Whether using joy as a form of resistance or as a force to get up in the morning, why is holding on to it so important?

The struggles of our daily lives are inevitable—they are going to come no matter what. But one thing that I can control is how I react to something, how something influences me, or how something makes me change who I am. There can be beautiful things made out of joy as well, not just pain and trauma. I just want to be free. I just want to celebrate, I just want to be in the joy because everything has been so heavy, including what we experienced with the pandemic and everything else socially during that time. To this day, you get on Twitter and all anyone does is argue all day long. That doesn't feel good. I think I am starting to work in a place of everything I do needs to be based on how I feel. I don't want to be around or be anywhere where I do not feel joy. If you don't fit the vibes, if you have weird energy, if you come to me incorrectly, I'm going somewhere else. I'm not participating in that stuff no more.

Also, a big part of this came from my mother's battle with breast cancer and chemotherapy. Afterward, she still has side effects from it. I often have to remind her, that yes, she may have a side effect, but she is a survivor. She still gets time on this planet. You may have your issues here and there, but at the end of the day, it could have taken you out of here. That perspective reminds me that we get so stuck in marinating in the woes of us. It can be hard to live outside of that or accept and show gratitude for the small things, you know?

Image: courtesy of Emily Assiran

As you continue honing your craft, how do you find balance, and not burn yourself out?

I'll be completely honest about that— I have recently felt the burnout coming. There are moments where I know that I'm doing so much, but question if it matters or if it is being seen by the right people. Am I existing in my purpose? Or am I just doing a lot of stuff to just say I'm doing it? When I look at my career, people loved the food videos, but I just feel like I've outgrown it. That was a major part of my life and it was fun. But every time I do them now, I get a feeling in the pit of my stomach because I wonder if I'm going backwards. Then I get nervous about how it will be received or if I'm psyching myself out. On the other hand, I just did a Netflix movie and have worked on so many new projects along with going to school, and my soul feels completely fulfilled when I am in those moments. That's what I allow myself to listen to in order to counteract all the other thoughts that come into my mind.

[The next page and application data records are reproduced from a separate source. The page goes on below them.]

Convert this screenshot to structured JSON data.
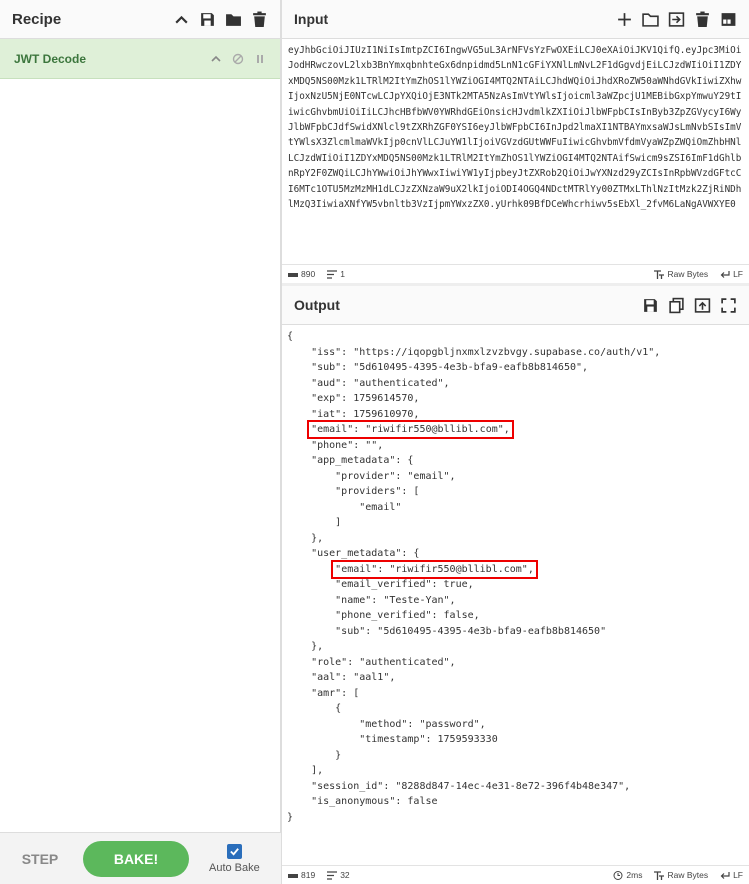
{
  "recipe": {
    "title": "Recipe",
    "icons": [
      "chevron-up-icon",
      "save-icon",
      "folder-icon",
      "trash-icon"
    ],
    "operations": [
      {
        "name": "JWT Decode",
        "icons": [
          "chevron-up-icon",
          "disable-icon",
          "pause-icon"
        ]
      }
    ],
    "step_label": "STEP",
    "bake_label": "BAKE!",
    "auto_bake_label": "Auto Bake",
    "auto_bake_checked": true
  },
  "input": {
    "title": "Input",
    "text": "eyJhbGciOiJIUzI1NiIsImtpZCI6IngwVG5uL3ArNFVsYzFwOXEiLCJ0eXAiOiJKV1QifQ.eyJpc3MiOiJodHRwczovL2lxb3BnYmxqbnhteGx6dnpidmd5LnN1cGFiYXNlLmNvL2F1dGgvdjEiLCJzdWIiOiI1ZDYxMDQ5NS00Mzk1LTRlM2ItYmZhOS1lYWZiOGI4MTQ2NTAiLCJhdWQiOiJhdXRoZW50aWNhdGVkIiwiZXhwIjoxNzU5NjE0NTcwLCJpYXQiOjE3NTk2MTA5NzAsImVtYWlsIjoicml3aWZpcjU1MEBibGxpYmwuY29tIiwicGhvbmUiOiIiLCJhcHBfbWV0YWRhdGEiOnsicHJvdmlkZXIiOiJlbWFpbCIsInByb3ZpZGVycyI6WyJlbWFpbCJdfSwidXNlcl9tZXRhZGF0YSI6eyJlbWFpbCI6InJpd2lmaXI1NTBAYmxsaWJsLmNvbSIsImVtYWlsX3ZlcmlmaWVkIjp0cnVlLCJuYW1lIjoiVGVzdGUtWWFuIiwicGhvbmVfdmVyaWZpZWQiOmZhbHNlLCJzdWIiOiI1ZDYxMDQ5NS00Mzk1LTRlM2ItYmZhOS1lYWZiOGI4MTQ2NTAifSwicm9sZSI6ImF1dGhlbnRpY2F0ZWQiLCJhYWwiOiJhYWwxIiwiYW1yIjpbeyJtZXRob2QiOiJwYXNzd29yZCIsInRpbWVzdGFtcCI6MTc1OTU5MzMzMH1dLCJzZXNzaW9uX2lkIjoiODI4OGQ4NDctMTRlYy00ZTMxLThlNzItMzk2ZjRiNDhlMzQ3IiwiaXNfYW5vbnltb3VzIjpmYWxzZX0.yUrhk09BfDCeWhcrhiwv5sEbXl_2fvM6LaNgAVWXYE0",
    "status": {
      "chars": "890",
      "lines": "1",
      "encoding": "Raw Bytes",
      "eol": "LF"
    }
  },
  "output": {
    "title": "Output",
    "status": {
      "chars": "819",
      "lines": "32",
      "time": "2ms",
      "encoding": "Raw Bytes",
      "eol": "LF"
    }
  },
  "json_lines": [
    "{",
    "    \"iss\": \"https://iqopgbljnxmxlzvzbvgy.supabase.co/auth/v1\",",
    "    \"sub\": \"5d610495-4395-4e3b-bfa9-eafb8b814650\",",
    "    \"aud\": \"authenticated\",",
    "    \"exp\": 1759614570,",
    "    \"iat\": 1759610970,",
    "    \"email\": \"riwifir550@bllibl.com\",",
    "    \"phone\": \"\",",
    "    \"app_metadata\": {",
    "        \"provider\": \"email\",",
    "        \"providers\": [",
    "            \"email\"",
    "        ]",
    "    },",
    "    \"user_metadata\": {",
    "        \"email\": \"riwifir550@bllibl.com\",",
    "        \"email_verified\": true,",
    "        \"name\": \"Teste-Yan\",",
    "        \"phone_verified\": false,",
    "        \"sub\": \"5d610495-4395-4e3b-bfa9-eafb8b814650\"",
    "    },",
    "    \"role\": \"authenticated\",",
    "    \"aal\": \"aal1\",",
    "    \"amr\": [",
    "        {",
    "            \"method\": \"password\",",
    "            \"timestamp\": 1759593330",
    "        }",
    "    ],",
    "    \"session_id\": \"8288d847-14ec-4e31-8e72-396f4b48e347\",",
    "    \"is_anonymous\": false",
    "}"
  ]
}
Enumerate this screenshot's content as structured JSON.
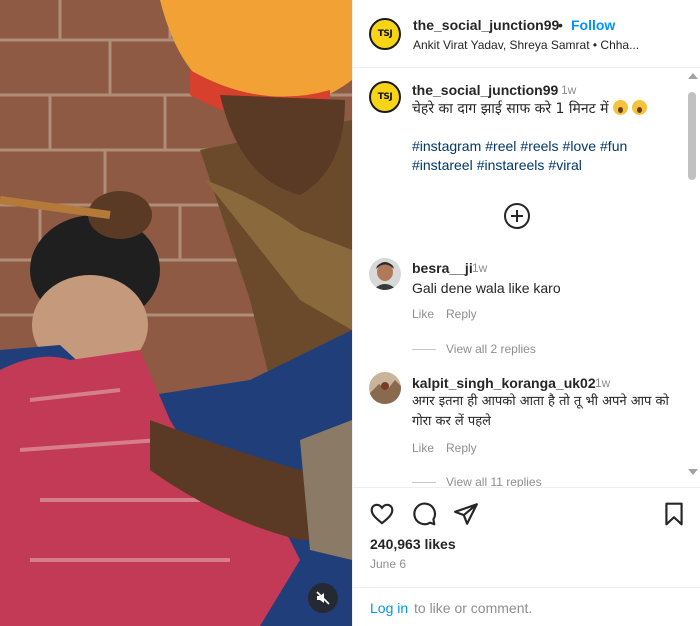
{
  "header": {
    "avatar_text": "TSJ",
    "username": "the_social_junction99",
    "separator": "•",
    "follow_label": "Follow",
    "subtitle": "Ankit Virat Yadav, Shreya Samrat • Chha..."
  },
  "caption": {
    "avatar_text": "TSJ",
    "username": "the_social_junction99",
    "time": "1w",
    "text": "चेहरे का दाग झाई साफ करे 1 मिनट में",
    "hashtags": [
      "#instagram",
      "#reel",
      "#reels",
      "#love",
      "#fun",
      "#instareel",
      "#instareels",
      "#viral"
    ]
  },
  "comments": [
    {
      "username": "besra__ji",
      "time": "1w",
      "text": "Gali dene wala like karo",
      "like_label": "Like",
      "reply_label": "Reply",
      "view_replies": "View all 2 replies"
    },
    {
      "username": "kalpit_singh_koranga_uk02",
      "time": "1w",
      "text": "अगर इतना ही आपको आता है तो तू भी अपने आप को गोरा कर लें पहले",
      "like_label": "Like",
      "reply_label": "Reply",
      "view_replies": "View all 11 replies"
    }
  ],
  "actions": {
    "likes": "240,963 likes",
    "date": "June 6",
    "icons": [
      "heart-icon",
      "comment-icon",
      "share-icon",
      "bookmark-icon"
    ]
  },
  "login": {
    "link": "Log in",
    "rest": "to like or comment."
  },
  "colors": {
    "accent": "#0095f6",
    "hashtag": "#00376b",
    "muted": "#8e8e8e",
    "text": "#262626",
    "brand_yellow": "#f7d416"
  }
}
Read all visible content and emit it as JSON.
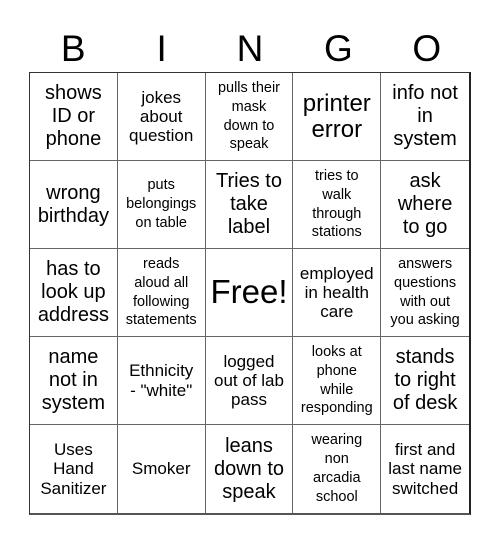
{
  "header": {
    "letters": [
      "B",
      "I",
      "N",
      "G",
      "O"
    ]
  },
  "card": {
    "rows": [
      [
        {
          "text": "shows\nID or\nphone",
          "size": "m"
        },
        {
          "text": "jokes\nabout\nquestion",
          "size": "s"
        },
        {
          "text": "pulls their\nmask\ndown to\nspeak",
          "size": "xs"
        },
        {
          "text": "printer\nerror",
          "size": "l"
        },
        {
          "text": "info not\nin\nsystem",
          "size": "m"
        }
      ],
      [
        {
          "text": "wrong\nbirthday",
          "size": "m"
        },
        {
          "text": "puts\nbelongings\non table",
          "size": "xs"
        },
        {
          "text": "Tries to\ntake\nlabel",
          "size": "m"
        },
        {
          "text": "tries to\nwalk\nthrough\nstations",
          "size": "xs"
        },
        {
          "text": "ask\nwhere\nto go",
          "size": "m"
        }
      ],
      [
        {
          "text": "has to\nlook up\naddress",
          "size": "m"
        },
        {
          "text": "reads\naloud all\nfollowing\nstatements",
          "size": "xs"
        },
        {
          "text": "Free!",
          "size": "xl"
        },
        {
          "text": "employed\nin health\ncare",
          "size": "s"
        },
        {
          "text": "answers\nquestions\nwith out\nyou asking",
          "size": "xs"
        }
      ],
      [
        {
          "text": "name\nnot in\nsystem",
          "size": "m"
        },
        {
          "text": "Ethnicity\n- \"white\"",
          "size": "s"
        },
        {
          "text": "logged\nout of lab\npass",
          "size": "s"
        },
        {
          "text": "looks at\nphone\nwhile\nresponding",
          "size": "xs"
        },
        {
          "text": "stands\nto right\nof desk",
          "size": "m"
        }
      ],
      [
        {
          "text": "Uses\nHand\nSanitizer",
          "size": "s"
        },
        {
          "text": "Smoker",
          "size": "s"
        },
        {
          "text": "leans\ndown to\nspeak",
          "size": "m"
        },
        {
          "text": "wearing\nnon\narcadia\nschool",
          "size": "xs"
        },
        {
          "text": "first and\nlast name\nswitched",
          "size": "s"
        }
      ]
    ]
  }
}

I'm taking off the entire month of July because I do believe as creatives when we are on the go nonstop, the lessons that we are learning don't get time to soak in. It doesn't get time to get into our bodies. I think we have to do a full stop to just let that marinate and soak into our pores. Then, by the time we come back, we're refreshed, renewed and we've grown.